• [WHAT YOU ARE ASKED TO DO] Please copy each line below that contains the word "camara".

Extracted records
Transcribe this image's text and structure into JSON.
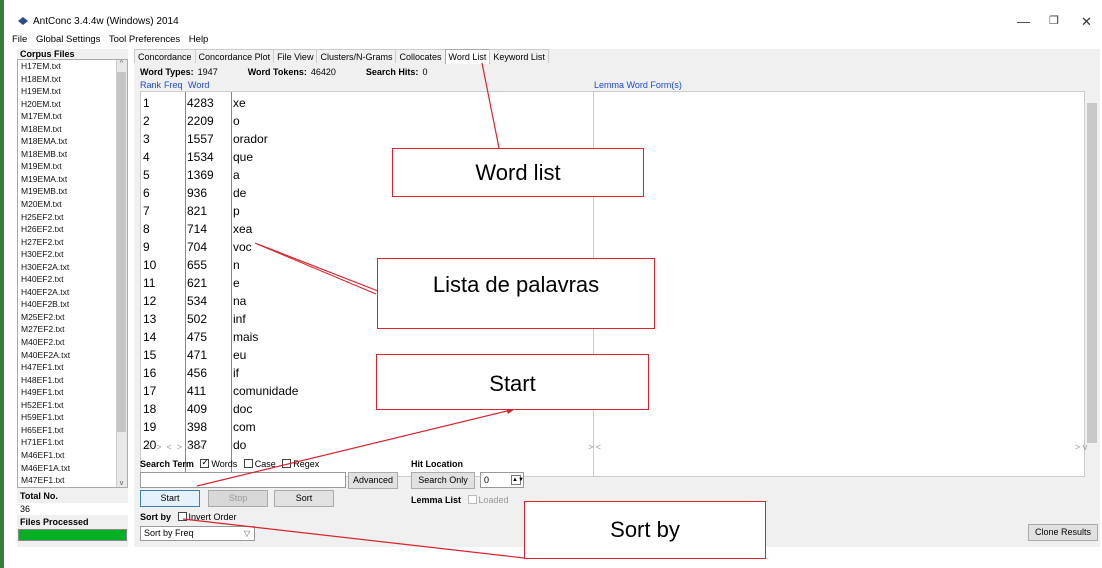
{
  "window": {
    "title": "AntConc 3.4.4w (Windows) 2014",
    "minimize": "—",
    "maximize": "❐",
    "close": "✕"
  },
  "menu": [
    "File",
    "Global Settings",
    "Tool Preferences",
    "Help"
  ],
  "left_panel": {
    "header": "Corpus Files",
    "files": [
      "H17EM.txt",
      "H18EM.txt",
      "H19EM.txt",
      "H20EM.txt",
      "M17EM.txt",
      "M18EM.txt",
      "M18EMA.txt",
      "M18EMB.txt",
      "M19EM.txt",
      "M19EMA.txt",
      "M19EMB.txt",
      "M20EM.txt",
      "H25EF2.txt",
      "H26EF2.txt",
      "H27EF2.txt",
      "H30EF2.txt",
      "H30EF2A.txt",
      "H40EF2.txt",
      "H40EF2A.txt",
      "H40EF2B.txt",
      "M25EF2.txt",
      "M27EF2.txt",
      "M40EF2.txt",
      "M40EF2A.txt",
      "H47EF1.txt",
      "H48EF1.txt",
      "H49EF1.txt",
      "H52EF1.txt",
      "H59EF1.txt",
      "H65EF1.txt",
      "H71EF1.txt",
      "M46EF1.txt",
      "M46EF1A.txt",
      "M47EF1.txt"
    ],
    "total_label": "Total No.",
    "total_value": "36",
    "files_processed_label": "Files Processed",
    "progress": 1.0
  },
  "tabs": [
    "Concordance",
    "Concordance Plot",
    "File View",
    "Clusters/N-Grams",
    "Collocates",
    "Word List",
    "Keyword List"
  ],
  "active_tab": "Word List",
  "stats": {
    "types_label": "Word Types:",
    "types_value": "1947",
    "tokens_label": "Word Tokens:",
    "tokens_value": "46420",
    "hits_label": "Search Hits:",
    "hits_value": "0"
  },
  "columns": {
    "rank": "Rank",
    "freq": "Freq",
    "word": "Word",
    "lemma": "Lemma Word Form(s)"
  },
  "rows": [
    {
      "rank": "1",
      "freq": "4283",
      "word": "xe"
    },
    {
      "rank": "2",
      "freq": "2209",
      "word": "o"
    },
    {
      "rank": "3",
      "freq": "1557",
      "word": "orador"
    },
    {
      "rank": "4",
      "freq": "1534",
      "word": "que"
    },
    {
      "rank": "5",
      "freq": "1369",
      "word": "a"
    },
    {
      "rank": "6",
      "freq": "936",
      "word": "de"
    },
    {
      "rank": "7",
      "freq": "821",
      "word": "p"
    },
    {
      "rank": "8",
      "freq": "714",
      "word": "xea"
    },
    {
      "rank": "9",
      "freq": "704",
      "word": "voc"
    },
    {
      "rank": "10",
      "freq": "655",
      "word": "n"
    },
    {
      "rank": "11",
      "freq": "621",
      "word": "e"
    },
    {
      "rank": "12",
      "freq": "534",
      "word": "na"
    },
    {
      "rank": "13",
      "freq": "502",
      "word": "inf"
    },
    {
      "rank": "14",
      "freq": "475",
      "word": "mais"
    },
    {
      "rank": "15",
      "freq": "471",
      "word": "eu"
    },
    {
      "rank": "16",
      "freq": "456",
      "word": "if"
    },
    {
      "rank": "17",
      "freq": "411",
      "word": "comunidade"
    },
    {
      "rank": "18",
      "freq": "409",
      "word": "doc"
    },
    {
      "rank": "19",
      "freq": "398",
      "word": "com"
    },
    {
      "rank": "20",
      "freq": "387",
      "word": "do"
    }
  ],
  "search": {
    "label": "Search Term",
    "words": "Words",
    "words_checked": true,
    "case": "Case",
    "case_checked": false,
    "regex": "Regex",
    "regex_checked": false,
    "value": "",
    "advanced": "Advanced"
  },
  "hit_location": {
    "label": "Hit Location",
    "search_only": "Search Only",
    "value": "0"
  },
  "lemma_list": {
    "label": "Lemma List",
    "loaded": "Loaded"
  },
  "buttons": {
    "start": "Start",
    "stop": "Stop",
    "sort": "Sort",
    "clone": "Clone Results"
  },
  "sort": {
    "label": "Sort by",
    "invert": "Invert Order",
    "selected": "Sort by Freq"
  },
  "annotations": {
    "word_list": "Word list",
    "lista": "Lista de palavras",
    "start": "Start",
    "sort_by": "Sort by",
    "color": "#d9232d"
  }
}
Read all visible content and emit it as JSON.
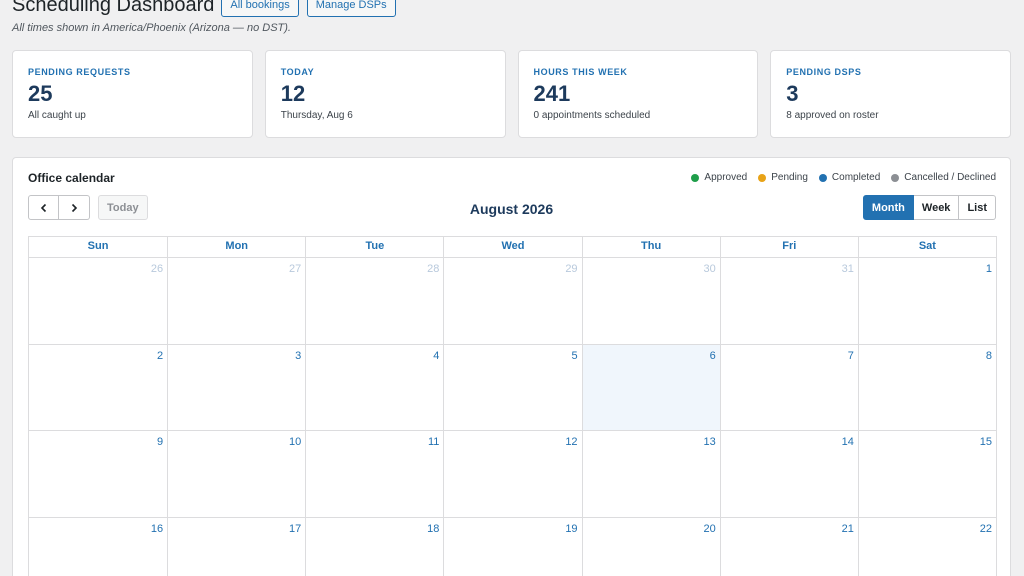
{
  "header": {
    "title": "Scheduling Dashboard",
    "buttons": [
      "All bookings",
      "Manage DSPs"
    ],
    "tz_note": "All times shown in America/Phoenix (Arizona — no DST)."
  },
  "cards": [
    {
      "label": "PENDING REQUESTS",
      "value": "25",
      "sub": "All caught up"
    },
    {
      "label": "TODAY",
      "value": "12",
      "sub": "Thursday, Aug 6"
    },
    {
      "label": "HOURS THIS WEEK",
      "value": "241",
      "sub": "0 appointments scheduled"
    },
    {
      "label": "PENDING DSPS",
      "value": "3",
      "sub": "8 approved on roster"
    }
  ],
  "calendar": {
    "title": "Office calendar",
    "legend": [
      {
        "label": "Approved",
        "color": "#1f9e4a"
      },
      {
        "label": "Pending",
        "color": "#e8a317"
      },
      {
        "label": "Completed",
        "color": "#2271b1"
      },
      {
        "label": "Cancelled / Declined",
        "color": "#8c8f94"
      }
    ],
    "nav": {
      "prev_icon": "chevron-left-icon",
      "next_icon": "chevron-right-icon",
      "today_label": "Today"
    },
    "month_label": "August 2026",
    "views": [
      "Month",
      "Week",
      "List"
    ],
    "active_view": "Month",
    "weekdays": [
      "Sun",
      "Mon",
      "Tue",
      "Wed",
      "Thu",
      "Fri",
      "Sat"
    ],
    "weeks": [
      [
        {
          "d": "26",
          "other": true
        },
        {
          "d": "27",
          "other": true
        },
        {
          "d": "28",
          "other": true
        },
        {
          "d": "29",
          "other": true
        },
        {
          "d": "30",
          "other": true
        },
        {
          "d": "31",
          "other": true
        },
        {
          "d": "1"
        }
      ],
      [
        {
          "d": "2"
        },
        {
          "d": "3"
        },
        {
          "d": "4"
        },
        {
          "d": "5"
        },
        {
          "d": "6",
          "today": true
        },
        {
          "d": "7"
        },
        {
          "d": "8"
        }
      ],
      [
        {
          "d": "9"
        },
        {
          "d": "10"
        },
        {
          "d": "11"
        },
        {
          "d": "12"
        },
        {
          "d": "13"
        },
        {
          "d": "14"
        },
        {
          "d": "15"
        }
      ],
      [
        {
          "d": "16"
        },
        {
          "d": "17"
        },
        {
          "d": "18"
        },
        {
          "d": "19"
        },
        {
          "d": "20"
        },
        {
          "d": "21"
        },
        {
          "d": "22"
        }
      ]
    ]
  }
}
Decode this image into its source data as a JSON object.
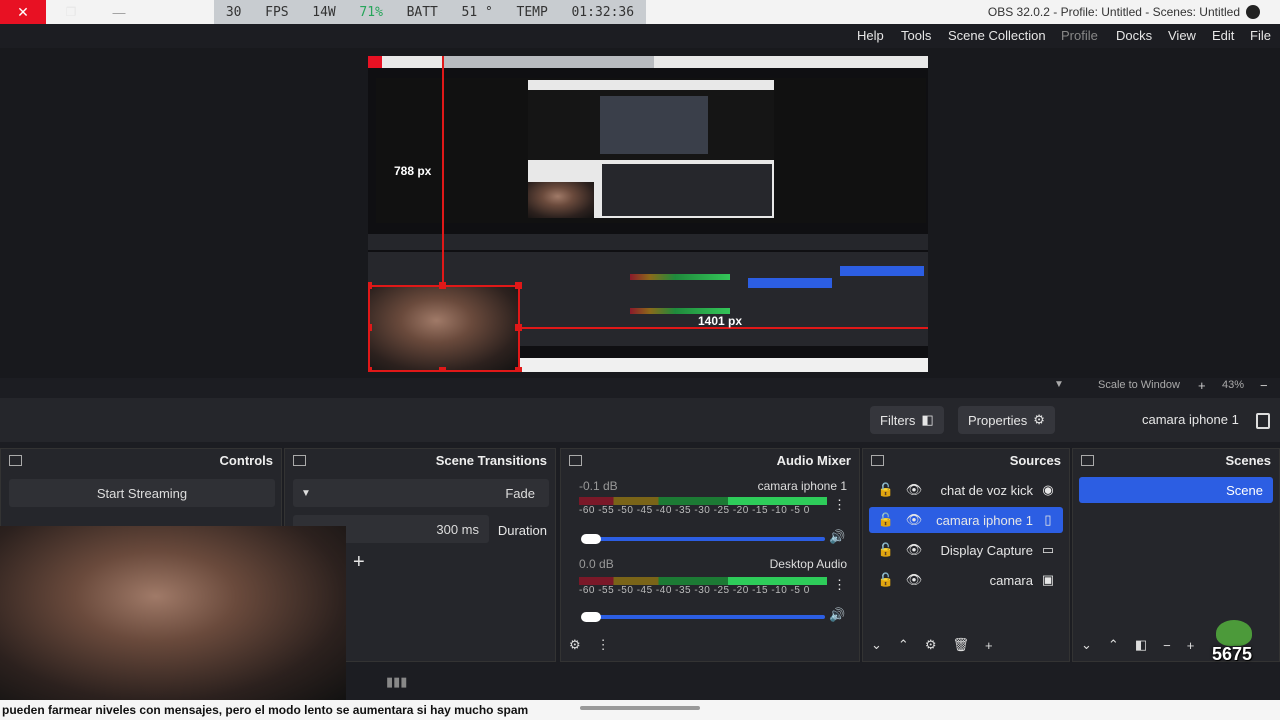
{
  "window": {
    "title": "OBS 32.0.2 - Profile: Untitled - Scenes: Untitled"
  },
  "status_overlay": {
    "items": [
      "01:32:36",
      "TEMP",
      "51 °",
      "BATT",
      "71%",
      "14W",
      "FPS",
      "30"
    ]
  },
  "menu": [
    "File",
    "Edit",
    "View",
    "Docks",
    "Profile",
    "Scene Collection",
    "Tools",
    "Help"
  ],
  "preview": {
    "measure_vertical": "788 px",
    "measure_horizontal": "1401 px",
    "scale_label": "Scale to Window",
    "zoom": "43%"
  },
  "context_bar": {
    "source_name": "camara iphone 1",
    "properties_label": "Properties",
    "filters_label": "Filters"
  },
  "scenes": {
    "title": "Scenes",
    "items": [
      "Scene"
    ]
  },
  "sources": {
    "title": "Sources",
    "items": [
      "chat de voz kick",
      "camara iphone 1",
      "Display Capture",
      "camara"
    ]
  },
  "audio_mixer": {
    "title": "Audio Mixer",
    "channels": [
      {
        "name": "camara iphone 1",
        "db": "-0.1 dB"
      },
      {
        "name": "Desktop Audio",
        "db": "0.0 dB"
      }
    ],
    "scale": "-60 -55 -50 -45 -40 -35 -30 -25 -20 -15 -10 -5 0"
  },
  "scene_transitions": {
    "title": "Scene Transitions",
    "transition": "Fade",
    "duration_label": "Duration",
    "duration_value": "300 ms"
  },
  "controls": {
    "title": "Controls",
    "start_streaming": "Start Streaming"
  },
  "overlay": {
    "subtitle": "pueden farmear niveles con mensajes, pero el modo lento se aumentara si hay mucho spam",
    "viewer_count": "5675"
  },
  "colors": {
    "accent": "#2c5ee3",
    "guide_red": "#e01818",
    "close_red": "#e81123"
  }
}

• [FINISHED TASK]
    "source_name": "camara iphone 1",
      "camara iphone 1",
      "camara"
        "name": "camara iphone 1",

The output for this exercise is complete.